◆ **YOUR OBJECTIVE**:
Across all lines of the entries, tally those with the word "Sovol" in them. The reply is the tally, by itself.

◆ **AVAILABLE DATA**:
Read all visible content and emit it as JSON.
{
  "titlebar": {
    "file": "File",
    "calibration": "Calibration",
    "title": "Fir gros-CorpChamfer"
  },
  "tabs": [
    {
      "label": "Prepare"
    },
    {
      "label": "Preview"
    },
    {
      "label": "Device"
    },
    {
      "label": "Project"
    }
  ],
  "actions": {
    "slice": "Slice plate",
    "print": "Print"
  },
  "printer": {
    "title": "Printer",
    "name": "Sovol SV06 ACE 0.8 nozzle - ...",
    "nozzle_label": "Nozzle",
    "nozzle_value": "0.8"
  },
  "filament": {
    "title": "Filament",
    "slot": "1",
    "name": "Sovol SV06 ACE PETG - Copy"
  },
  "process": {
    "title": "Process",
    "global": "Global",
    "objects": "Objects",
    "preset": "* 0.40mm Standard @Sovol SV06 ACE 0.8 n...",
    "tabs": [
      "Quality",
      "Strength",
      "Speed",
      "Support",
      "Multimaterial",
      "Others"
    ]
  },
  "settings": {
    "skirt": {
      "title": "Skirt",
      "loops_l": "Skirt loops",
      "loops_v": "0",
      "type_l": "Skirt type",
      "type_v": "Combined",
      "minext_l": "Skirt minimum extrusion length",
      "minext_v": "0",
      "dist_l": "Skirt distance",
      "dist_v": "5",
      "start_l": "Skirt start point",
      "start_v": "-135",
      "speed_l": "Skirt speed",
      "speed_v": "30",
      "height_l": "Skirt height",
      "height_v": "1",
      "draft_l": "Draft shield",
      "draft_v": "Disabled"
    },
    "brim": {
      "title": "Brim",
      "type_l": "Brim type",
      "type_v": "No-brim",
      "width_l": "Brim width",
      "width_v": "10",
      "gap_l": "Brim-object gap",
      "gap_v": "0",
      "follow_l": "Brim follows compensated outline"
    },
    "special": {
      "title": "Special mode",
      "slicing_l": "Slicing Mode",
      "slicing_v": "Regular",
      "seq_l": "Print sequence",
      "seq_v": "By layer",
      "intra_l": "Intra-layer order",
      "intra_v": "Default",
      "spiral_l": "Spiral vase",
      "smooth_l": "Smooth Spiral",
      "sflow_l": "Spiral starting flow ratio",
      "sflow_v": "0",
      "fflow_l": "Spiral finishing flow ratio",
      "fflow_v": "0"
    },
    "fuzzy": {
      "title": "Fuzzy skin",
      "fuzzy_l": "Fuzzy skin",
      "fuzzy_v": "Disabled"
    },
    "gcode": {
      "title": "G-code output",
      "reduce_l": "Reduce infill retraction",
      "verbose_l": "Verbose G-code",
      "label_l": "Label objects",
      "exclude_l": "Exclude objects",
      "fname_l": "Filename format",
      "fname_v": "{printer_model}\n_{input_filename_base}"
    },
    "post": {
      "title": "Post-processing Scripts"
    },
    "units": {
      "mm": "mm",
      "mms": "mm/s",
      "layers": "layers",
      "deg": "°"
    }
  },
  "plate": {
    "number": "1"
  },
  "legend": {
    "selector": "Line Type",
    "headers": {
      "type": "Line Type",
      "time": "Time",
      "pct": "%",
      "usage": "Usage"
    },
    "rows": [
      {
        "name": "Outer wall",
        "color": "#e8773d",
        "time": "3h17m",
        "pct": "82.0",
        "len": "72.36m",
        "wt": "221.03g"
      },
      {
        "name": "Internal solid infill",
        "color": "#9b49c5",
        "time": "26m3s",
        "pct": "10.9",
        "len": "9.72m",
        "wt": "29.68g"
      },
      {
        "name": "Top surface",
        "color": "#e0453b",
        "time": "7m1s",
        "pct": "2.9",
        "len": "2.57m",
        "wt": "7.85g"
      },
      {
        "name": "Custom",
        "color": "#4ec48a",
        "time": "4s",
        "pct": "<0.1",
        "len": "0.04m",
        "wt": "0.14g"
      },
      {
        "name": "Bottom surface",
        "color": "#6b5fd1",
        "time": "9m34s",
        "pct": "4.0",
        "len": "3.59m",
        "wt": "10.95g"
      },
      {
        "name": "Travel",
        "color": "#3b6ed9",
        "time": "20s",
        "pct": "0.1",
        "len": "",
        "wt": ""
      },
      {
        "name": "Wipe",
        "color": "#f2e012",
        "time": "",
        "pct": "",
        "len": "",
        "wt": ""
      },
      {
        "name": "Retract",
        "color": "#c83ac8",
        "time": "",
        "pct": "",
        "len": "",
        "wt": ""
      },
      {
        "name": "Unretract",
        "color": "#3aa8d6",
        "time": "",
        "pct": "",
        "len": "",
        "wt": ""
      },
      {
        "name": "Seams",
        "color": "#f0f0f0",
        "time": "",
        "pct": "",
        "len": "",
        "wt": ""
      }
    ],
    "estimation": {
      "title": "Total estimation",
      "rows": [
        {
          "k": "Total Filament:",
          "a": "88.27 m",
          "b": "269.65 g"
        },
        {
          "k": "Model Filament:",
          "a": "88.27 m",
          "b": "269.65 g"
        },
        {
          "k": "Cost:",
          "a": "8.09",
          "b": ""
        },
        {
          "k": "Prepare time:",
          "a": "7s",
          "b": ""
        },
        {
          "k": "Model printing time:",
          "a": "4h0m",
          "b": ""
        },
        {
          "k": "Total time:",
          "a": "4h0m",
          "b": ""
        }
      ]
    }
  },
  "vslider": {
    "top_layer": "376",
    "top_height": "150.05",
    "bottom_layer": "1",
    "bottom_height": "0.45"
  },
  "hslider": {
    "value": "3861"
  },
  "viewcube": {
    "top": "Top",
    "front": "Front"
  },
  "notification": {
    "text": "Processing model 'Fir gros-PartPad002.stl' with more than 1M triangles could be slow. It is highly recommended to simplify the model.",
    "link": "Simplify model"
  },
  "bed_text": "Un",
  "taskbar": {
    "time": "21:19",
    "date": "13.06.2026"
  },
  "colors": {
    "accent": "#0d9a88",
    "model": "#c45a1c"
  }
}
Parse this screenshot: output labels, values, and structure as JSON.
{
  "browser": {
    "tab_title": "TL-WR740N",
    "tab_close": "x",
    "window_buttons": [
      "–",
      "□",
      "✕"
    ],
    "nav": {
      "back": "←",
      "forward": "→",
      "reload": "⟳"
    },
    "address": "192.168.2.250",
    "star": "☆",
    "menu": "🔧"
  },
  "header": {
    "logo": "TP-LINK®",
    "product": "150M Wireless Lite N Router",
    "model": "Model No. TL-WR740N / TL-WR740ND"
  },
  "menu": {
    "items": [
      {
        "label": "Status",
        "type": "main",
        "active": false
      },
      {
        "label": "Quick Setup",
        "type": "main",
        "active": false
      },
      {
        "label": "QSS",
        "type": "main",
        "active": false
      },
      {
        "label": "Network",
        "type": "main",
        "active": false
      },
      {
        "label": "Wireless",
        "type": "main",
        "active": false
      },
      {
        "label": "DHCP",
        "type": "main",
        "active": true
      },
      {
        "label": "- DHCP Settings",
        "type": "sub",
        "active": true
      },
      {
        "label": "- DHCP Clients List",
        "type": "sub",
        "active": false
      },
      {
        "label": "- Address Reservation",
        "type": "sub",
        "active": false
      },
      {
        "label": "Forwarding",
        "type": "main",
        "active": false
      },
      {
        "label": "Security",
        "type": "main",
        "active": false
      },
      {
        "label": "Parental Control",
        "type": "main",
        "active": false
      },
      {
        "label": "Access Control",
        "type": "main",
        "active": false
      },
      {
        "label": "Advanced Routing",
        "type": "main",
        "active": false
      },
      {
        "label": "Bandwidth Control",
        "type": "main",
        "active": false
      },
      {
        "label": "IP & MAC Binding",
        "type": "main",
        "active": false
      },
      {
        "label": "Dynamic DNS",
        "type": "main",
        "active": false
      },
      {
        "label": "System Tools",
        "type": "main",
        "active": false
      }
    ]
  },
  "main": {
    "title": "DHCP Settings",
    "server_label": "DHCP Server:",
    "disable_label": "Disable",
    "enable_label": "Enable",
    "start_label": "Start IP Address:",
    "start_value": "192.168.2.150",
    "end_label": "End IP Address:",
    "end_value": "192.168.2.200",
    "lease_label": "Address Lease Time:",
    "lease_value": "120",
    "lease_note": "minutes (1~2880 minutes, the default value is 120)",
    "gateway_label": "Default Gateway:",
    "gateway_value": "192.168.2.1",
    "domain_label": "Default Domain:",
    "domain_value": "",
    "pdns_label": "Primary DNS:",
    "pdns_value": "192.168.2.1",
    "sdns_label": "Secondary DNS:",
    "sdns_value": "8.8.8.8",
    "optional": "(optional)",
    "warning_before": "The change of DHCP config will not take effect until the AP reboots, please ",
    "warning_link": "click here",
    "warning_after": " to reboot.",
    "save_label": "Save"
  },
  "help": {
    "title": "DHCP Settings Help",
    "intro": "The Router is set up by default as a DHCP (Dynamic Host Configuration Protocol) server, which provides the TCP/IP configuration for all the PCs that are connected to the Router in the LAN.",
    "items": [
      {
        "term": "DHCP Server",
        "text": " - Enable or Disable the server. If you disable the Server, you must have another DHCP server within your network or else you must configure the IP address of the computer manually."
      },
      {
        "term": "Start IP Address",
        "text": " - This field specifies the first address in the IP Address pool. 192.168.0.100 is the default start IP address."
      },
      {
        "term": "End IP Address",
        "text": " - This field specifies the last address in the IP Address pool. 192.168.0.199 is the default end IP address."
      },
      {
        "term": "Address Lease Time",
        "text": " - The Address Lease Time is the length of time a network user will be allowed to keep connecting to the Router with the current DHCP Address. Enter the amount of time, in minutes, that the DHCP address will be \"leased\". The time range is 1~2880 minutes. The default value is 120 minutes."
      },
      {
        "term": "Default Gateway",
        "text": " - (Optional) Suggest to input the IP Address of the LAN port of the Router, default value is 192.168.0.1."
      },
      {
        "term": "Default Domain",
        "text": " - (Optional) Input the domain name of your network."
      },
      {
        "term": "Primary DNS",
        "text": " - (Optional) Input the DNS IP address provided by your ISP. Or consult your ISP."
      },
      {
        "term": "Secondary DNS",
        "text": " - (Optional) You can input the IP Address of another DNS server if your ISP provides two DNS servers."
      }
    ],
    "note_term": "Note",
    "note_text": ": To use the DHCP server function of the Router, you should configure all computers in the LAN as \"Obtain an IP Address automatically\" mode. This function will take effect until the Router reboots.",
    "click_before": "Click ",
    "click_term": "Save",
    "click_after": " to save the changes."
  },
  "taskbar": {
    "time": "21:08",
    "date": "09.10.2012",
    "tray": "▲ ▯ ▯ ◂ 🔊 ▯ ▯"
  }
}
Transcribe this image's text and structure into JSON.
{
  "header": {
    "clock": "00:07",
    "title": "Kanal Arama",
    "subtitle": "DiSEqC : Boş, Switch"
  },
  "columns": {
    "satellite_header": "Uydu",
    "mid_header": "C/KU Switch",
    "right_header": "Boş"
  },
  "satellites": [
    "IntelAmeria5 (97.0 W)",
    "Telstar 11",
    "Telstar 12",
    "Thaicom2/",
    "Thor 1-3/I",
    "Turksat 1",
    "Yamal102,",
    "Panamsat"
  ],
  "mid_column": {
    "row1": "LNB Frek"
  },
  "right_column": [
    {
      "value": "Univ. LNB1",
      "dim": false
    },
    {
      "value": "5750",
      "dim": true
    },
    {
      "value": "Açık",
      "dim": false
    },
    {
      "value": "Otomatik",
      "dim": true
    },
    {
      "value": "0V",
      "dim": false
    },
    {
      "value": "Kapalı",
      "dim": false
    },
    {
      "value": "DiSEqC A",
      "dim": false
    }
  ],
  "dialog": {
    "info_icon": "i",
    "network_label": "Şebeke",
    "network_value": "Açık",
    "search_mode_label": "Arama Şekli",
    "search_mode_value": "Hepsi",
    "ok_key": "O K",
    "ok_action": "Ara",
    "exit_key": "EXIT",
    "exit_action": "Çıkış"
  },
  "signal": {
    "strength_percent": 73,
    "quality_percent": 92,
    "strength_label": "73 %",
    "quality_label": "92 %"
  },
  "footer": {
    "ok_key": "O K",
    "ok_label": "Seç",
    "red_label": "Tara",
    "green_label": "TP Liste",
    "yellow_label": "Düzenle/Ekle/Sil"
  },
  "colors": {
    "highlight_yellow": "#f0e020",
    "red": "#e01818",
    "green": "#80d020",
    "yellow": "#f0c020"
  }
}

◆ **FINISHED TASK**:
3